Disney continue to make good on their promise of delivering a new Star Wars feature film every year, and following Rogue One (this writer would argue is one of their best recent efforts) it seems evident that the strength of the franchise lies within these stand-alone films. And with two instalments of their spin-off series in the bag, there’s a much greater appeal in exploring these alternative narratives.
It would be misleading to call Solo: A Star Wars Story an origin story, and with the movie focusing on a twenty-something Han Solo at a time when he meets Chewbacca and Lando for the first time, it is better described simply as a prequel. Alden Ehrenreich (Blue Jasmine, Hail Caesar) steps into Harrison Ford’s incredibly big shoes and assumes the character effortlessly, and with this important piece of casting, the audience is reassured that the fallacy of The Last Jedi would not infect this new recalibration.

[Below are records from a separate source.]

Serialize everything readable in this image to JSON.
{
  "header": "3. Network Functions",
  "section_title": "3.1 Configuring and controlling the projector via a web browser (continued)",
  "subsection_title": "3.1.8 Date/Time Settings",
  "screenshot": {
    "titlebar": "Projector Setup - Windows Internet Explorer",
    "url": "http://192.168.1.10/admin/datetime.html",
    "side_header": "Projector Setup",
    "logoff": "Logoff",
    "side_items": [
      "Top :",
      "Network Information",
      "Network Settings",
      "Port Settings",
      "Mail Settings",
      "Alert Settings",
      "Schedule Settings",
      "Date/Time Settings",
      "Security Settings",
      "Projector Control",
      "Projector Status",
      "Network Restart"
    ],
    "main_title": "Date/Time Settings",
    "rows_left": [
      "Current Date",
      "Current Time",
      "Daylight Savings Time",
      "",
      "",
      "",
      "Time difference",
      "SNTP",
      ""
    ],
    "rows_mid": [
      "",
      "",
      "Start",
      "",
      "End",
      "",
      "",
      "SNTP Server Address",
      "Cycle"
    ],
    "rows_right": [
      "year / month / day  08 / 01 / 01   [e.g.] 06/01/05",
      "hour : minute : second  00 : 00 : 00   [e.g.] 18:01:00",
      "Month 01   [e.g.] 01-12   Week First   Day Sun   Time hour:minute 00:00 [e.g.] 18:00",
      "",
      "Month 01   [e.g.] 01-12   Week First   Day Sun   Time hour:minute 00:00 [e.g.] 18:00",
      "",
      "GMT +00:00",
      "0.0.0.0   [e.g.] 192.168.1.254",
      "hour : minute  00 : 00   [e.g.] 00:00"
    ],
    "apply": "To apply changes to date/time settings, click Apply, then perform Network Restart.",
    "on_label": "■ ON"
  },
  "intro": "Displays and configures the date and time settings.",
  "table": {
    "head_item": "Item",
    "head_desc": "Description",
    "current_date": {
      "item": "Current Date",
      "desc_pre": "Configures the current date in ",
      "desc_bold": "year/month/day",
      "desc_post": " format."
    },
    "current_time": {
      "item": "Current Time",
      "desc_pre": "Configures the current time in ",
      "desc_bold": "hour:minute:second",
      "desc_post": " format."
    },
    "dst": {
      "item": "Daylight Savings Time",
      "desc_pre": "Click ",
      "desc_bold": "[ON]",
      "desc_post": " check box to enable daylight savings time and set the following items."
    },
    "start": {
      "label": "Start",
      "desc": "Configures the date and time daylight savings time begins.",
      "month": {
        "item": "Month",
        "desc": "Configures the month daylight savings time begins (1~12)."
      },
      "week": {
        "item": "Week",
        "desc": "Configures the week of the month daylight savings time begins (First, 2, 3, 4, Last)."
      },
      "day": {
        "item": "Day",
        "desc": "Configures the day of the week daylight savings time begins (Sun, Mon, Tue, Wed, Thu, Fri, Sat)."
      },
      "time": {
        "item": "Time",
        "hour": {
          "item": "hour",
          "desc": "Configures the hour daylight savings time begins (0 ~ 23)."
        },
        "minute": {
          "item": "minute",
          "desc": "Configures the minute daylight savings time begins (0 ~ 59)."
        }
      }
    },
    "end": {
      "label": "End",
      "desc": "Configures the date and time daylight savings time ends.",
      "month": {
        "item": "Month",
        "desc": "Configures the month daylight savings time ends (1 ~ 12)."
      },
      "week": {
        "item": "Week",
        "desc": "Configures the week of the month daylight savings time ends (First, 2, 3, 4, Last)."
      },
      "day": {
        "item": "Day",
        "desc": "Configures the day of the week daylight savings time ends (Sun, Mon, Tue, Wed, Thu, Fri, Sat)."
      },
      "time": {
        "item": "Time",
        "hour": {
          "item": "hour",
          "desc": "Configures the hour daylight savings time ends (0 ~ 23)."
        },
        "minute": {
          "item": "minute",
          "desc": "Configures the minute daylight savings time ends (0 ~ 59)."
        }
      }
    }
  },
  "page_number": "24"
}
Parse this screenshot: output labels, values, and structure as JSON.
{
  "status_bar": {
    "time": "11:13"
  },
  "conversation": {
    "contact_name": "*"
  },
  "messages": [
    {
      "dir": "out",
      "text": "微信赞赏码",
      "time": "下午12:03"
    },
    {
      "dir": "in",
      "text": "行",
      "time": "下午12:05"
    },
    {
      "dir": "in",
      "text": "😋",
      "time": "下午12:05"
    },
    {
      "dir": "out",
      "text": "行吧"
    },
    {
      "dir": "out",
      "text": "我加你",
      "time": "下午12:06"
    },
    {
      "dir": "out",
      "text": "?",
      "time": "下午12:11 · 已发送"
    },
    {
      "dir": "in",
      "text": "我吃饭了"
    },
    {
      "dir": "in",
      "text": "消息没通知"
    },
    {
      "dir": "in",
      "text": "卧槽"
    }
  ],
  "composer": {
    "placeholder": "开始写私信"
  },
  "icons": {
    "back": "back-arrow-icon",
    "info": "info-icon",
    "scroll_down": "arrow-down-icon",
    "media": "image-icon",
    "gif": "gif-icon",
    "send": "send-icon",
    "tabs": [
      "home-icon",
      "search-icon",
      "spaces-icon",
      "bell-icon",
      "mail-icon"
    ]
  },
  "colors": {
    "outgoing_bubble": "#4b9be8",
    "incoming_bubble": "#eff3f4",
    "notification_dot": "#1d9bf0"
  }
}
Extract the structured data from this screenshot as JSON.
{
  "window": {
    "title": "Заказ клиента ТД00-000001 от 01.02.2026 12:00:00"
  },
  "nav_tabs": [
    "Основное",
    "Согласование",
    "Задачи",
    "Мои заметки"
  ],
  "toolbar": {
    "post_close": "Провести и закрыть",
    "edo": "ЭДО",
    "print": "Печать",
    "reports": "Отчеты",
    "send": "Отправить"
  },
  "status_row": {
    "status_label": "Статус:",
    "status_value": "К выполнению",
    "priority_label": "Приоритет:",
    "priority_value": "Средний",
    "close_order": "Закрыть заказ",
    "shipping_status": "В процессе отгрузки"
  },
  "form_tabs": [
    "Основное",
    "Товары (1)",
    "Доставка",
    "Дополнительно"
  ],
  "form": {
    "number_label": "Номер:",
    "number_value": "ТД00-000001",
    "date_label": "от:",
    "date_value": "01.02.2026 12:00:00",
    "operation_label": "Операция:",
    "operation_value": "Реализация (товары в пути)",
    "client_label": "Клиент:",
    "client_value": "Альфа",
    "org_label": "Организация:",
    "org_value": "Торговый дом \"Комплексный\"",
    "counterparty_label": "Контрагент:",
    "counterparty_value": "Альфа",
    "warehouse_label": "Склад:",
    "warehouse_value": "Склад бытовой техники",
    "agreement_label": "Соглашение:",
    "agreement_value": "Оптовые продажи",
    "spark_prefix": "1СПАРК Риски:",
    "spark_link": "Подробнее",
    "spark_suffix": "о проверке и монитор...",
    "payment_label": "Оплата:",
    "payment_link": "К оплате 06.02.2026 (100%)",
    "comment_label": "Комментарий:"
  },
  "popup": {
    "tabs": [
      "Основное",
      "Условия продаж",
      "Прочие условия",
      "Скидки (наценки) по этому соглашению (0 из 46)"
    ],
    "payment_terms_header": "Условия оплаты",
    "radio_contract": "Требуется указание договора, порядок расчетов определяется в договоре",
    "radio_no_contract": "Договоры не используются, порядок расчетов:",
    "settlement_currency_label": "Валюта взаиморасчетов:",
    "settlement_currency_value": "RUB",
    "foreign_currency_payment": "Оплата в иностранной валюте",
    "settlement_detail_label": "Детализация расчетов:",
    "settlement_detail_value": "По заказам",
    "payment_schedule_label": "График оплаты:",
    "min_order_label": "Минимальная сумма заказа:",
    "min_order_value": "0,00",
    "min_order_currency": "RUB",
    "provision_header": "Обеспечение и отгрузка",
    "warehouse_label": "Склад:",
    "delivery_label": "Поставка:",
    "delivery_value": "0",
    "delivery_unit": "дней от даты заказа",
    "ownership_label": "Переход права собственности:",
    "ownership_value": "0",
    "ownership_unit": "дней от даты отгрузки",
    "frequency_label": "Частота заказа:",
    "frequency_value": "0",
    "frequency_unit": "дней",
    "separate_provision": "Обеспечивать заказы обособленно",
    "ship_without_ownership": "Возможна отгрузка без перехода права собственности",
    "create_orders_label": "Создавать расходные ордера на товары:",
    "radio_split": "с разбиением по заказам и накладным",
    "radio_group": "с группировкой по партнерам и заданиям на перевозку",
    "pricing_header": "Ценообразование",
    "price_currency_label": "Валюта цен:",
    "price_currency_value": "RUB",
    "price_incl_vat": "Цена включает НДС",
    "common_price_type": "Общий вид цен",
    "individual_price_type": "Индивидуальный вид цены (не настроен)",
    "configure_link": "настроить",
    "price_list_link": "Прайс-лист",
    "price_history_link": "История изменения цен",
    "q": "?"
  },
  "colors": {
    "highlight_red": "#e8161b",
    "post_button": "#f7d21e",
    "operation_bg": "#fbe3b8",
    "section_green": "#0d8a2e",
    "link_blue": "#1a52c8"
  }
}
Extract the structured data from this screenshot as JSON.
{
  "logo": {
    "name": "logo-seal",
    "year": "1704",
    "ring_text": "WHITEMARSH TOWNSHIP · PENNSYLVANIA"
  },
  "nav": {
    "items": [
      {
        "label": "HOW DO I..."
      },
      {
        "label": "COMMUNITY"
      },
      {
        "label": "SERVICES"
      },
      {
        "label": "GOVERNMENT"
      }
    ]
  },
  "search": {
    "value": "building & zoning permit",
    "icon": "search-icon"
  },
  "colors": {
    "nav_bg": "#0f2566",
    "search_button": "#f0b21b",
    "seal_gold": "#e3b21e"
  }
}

We are introduced to Han Solo several years before his involvement in Episode IV, trapped on a hellish slave planet, ruled by a ruthless crime lord who provides outcasts refuge and protection in return for servitude. Han and his girlfriend, Qi’Ra (Emilia Clarke), make a desperate attempt to escape the planet with hopes of a better life, but things don’t go according to plan and Han is soon thrust in to a war he doesn’t understand. When he encounters a motley crew of thieves on the battlefield, he finds his true calling and hoodwinks his way onto the team, lead by Tobias Beckett (Woody Harrelson), who becomes something of a mentor to Han. Along the way he meets Chewbacca and finds an unlikely alliance with Lando Calrissian (Donald Glover) as they run a big heist for a merciless crime lord, Dryden Vos (Paul Bettany).
And so begins a classic sci-fi adventure that adheres to the spirit of George Lucas’s original Star Wars, and brings the series back to its humble beginnings. A good way to describe the film’s look and attitude would be to compare it with Joss Whedon’s cult series Firefly (which itself took massive cues from Star Wars), and in fact a major story within Solo is very reminiscent of a particular train-heist episode of that show. That’s not to say that writers Jonathan and Lawrence Kasdan have imitated that beloved series by any means, it’s simply a realistic comparison to best describe how Solo looks and feels different to the other Star Wars stories. It isn’t a perfect film by any means, but it is a modest and unassuming one.
Fans grew nervous when the film’s original directors, Phil Lord and Christopher Miller, were fired due to creative differences, and their apprehension grew even stronger when Ron Howard stepped in to take over. Of course, Howard is what many astute moviegoers would consider to be a reliable and competent replacement, having over 30 years of craftsmanship to attest to (Apollo 13, Backdraft, A Beautiful Mind, Splash). Not to mention the fact that his relationship with George Lucas goes way back; a young Howard starred in Lucas’ ’73 picture American Graffiti. And so, from my perspective, Howard brought confidence and peace of mind to the project, not dread.
It is uncertain where Lord and Miller’s film ends and where Howard’s begins, but I will assume that Solo belongs almost entirely to the latter. And while Howard’s films tend to have a signature ‘look’ to them, this Star Wars instalment bares little resemblance to anything he’s made before. He is no stranger to special effects-driven movies, however he’s never helmed anything of this magnitude. I can report that he does so with ease, skilfully combining an abundance of computer generated imagery with an equal measure of practical effects. The result is a fluent and seamless blockbuster movie that ought to thrill its global audience… but of course in today’s social media word it will have its detractors – and then some.
I imagine some of the criticisms of Solo will include its injection of humour, or perhaps its cheeky references to iconic moments from the greater saga. Or maybe people will take issue with certain villainous revelations that pass without resolution or substantial development, or even its thinly veiled attempts at social commentary. They are legitimate criticisms, however they are also counterbalanced by all that is good about the movie.
Ehrenreich gives a wonderful lead performance, an enthusiastic and charismatic turn as our titular hero. His physical appearance may be a vague reflection of a young Harrison Ford, but his mannerisms are on point. The same goes for Donald Glover’s portrayal of Lando. Glover’s attention to detail, from facial expressions and voice patterns, to his idiosyncrasies and overall presence, make for some uncanny similarities. He fully embodies the character to such effect that he may as well have been Billy Dee Williams. The rest of the cast are good as well, with Clarke and Harrelson in particular nestling into the Star Wars environment with ease, their grounded performances ensuring they are well suited to the story without drawing attention to their celebrity.
Solo is a straightforward adventure that taps into that Indiana Jones style of escapade, while lingering on the fringes of a western sub-genre. It tells a humble story while filling a few gaps from the overriding narrative. Perhaps most importantly, Solo delivers an overabundance of fun – without pretension, which, when looking at a film like this, is what going to the cinema is all about.